Parenting Tips on Teen Dating – Part Two

October 24, 2022

As a continuation from last month’s blog topic, we wanted to continue with Teen Dating again this month as we know it is a daunting topic to tackle in parenting. Just remember that this is a normal, healthy, and necessary part of any young adult’s emotional development.

Here are some more teen dating tips from our wise team of clinicians!

Amy Andrukonis, Supervisee in Clinical Social Work

Last month I wrote about how we can parent our young children in order to prepare them for healthy dating relationships in the future. Two things are true: the first is that part of our job as parents is setting limits for our children, and overruling them when what they want is unsafe or unacceptable. The second is that our children tend to repeat dynamics from their earliest relationships in their adult relationships, meaning what we teach our children now is likely to show up in their future relationships – be they friendship relationships, work relationships, or dating relationships.

We don’t want our children to think that love means obedience and compliance, because this could get them into unsafe situations as teens and adults. Our children need us to set limits, but they also need us to teach them how to voice their thoughts and feelings and listen to their own bodies so that they don’t get stuck in a cycle of people-pleasing as they grow up. Consider the statements below.

  • Your thoughts and feelings matter, and they matter to me.
  • My job is to keep you safe. It’s OK if you don’t always like my choices, but I’ll still do my job.
  • I love you even when I don’t like your behavior.
  • You get to be your own person. You and I don’t always have to agree.

If one or a few resonate with you, write them down and place them where you can see them. As you communicate these complex ideas to your child with your words and actions, they will learn that their thoughts and feelings are important – even the ones that differ from yours. They will learn that love and obedience are not the same thing. This understanding will serve them well in dating and throughout life.

Kasey Cain, Licensed Professional Counselor

To quickly summarize my post from last month, promoting healthy and safe teen dating actually begins early on with modeling healthy relationships. Heathy relationships have many components (self-respect, honesty, compromise, problem solving, empathy, good communication, boundaries) and in last month’s post I promised some tips for teaching, modeling, and practicing some of these prior to the teen years in hopes of setting kids up for success.

If you have read any of my previous blogs you will not be surprised when I tell you the top two ways to help develop these skills are to PLAY EVERY DAY and READ WITH YOUR CHILDREN.

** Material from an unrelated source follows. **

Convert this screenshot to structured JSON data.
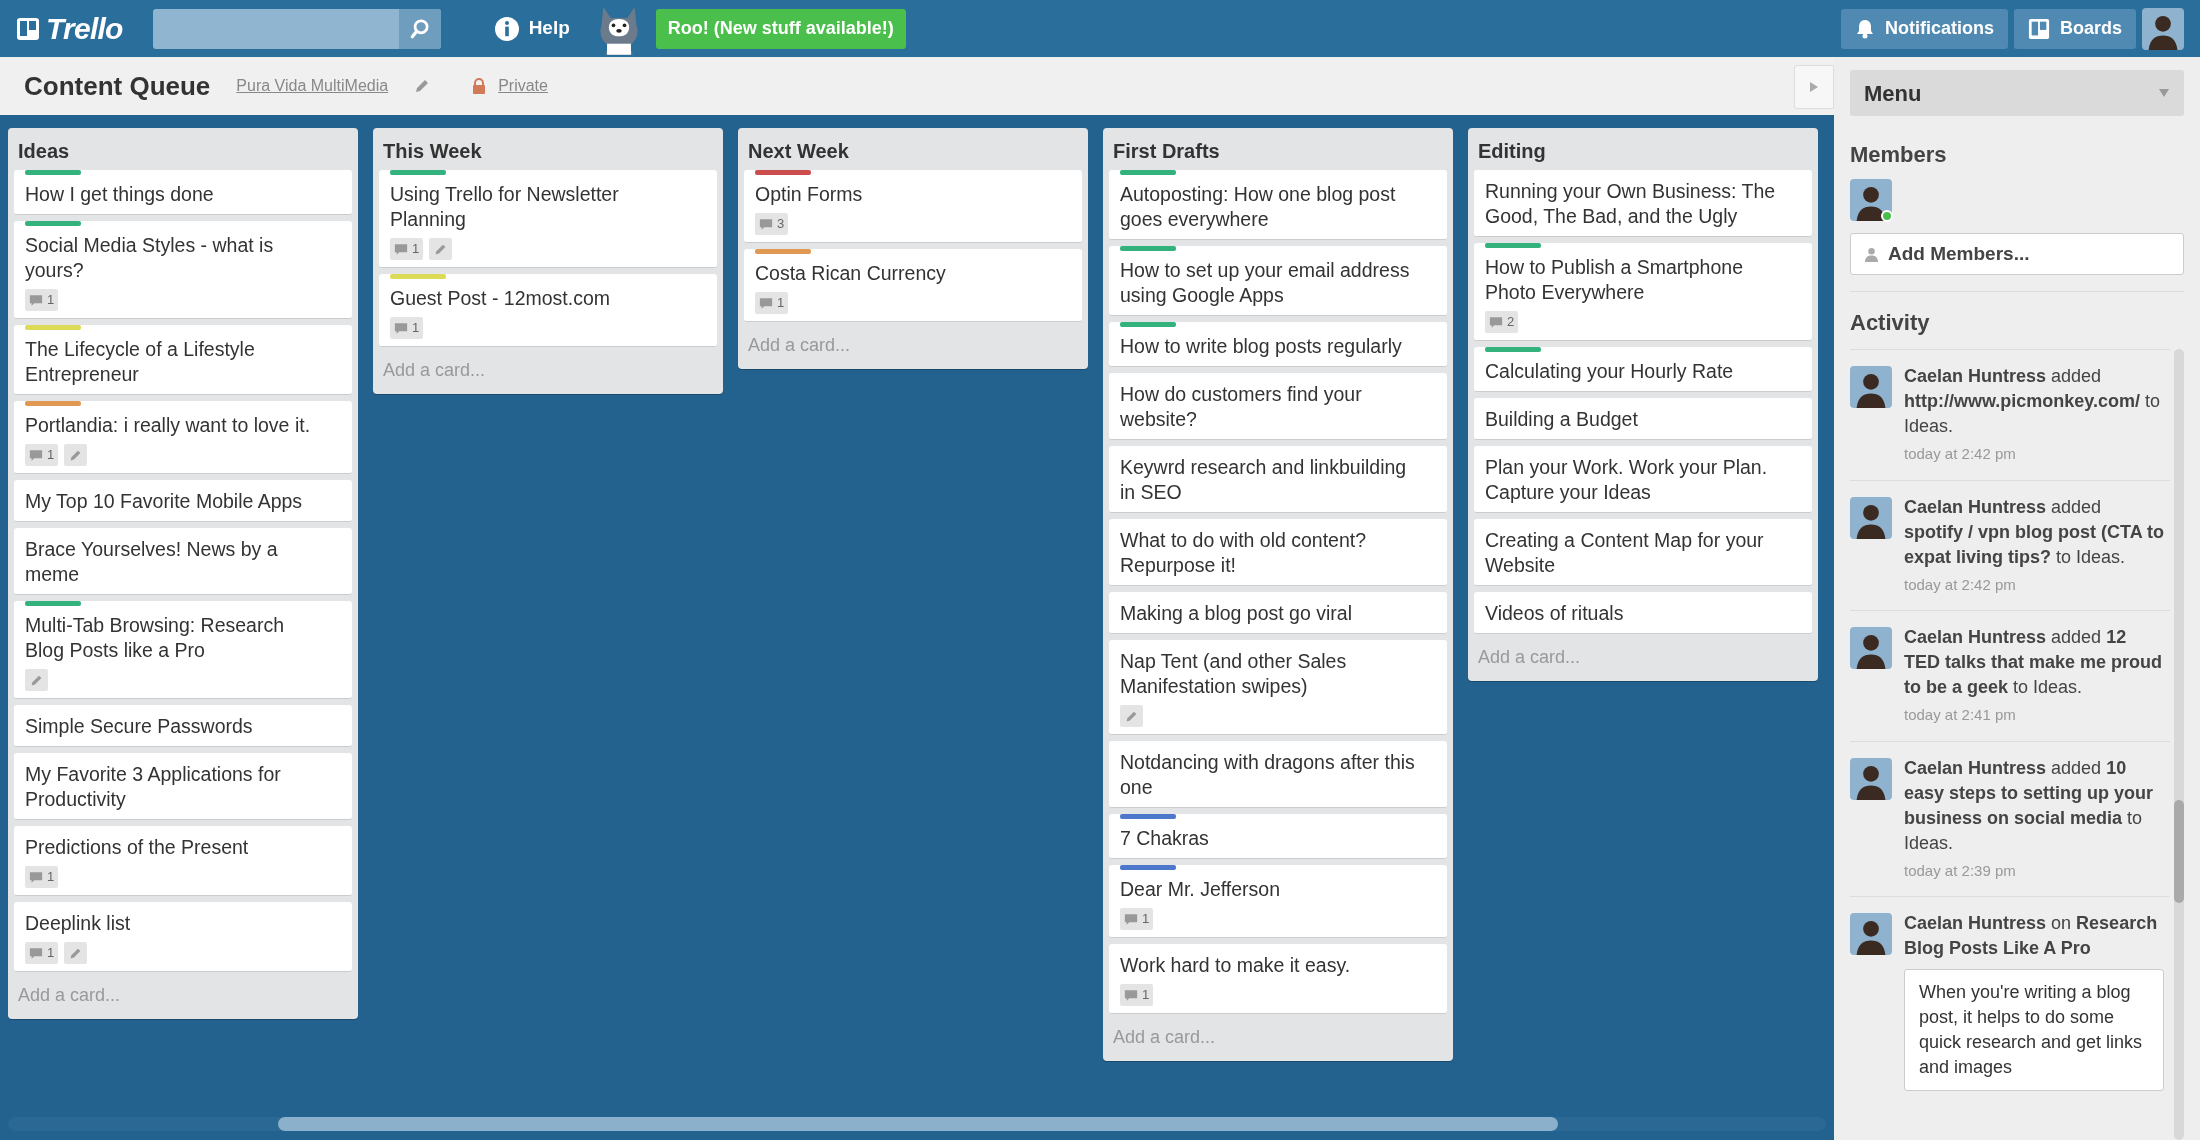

  • Play: Structured and unstructured play time incorporates communication, problem solving, boundary setting, honesty, and so much more. Think of the last time you played a game. What was it? A structured game like a board game or was it unstructured, like building legos without a kit? The most recent game for me was cards with my daughter. One of my rules is that I do not let children win on purpose (except when running a race because I don’t want to run anywhere). I also do not allow cheating in games. These are both boundaries that I clearly communicate before engaging in a game with any child. In my daughter’s case, she feels a sense of pride when she beats me (which happens more than I would like to admit). However, when she does not win, if a game is hard, or the rules are unclear, it is easy to become frustrated – these are opportune times to practice emotional regulation. Children learn through play. They learn how to read non-verbal cues, they learn how to follow rules, how to problem solve, how to persevere in challenging tasks, etc.
  • Reading: This should really say “reading and reflecting”. Reading the book, any book, is step one. The next step is to talk about the story. Some of my favorite books are the Piggie and Elephant books by Mo Willems. Elephant Gerald and Piggie are best friends with distinct personalities. They have super fun times filled with creativity, sharing, frustration, concern, love, misunderstandings, apologies, and so much more. Children can learn about these things by noticing what the characters are thinking, feeling, and doing. You can help children make connections between what is happening in the books and real life situations. These don’t have to be literary lectures but instead a quick question such as “Do you think Piggie was being a friend to Gerald when…?”

Modeling, practicing, and teaching healthy relationships is not just important but it can be fun too! If you need parenting support while navigating teen dating in your family, contact our Director of First Impressions to set up a parenting consultation with Dr. Amy Parks, LPC and Practice Owner.

Until next time, Be Wise!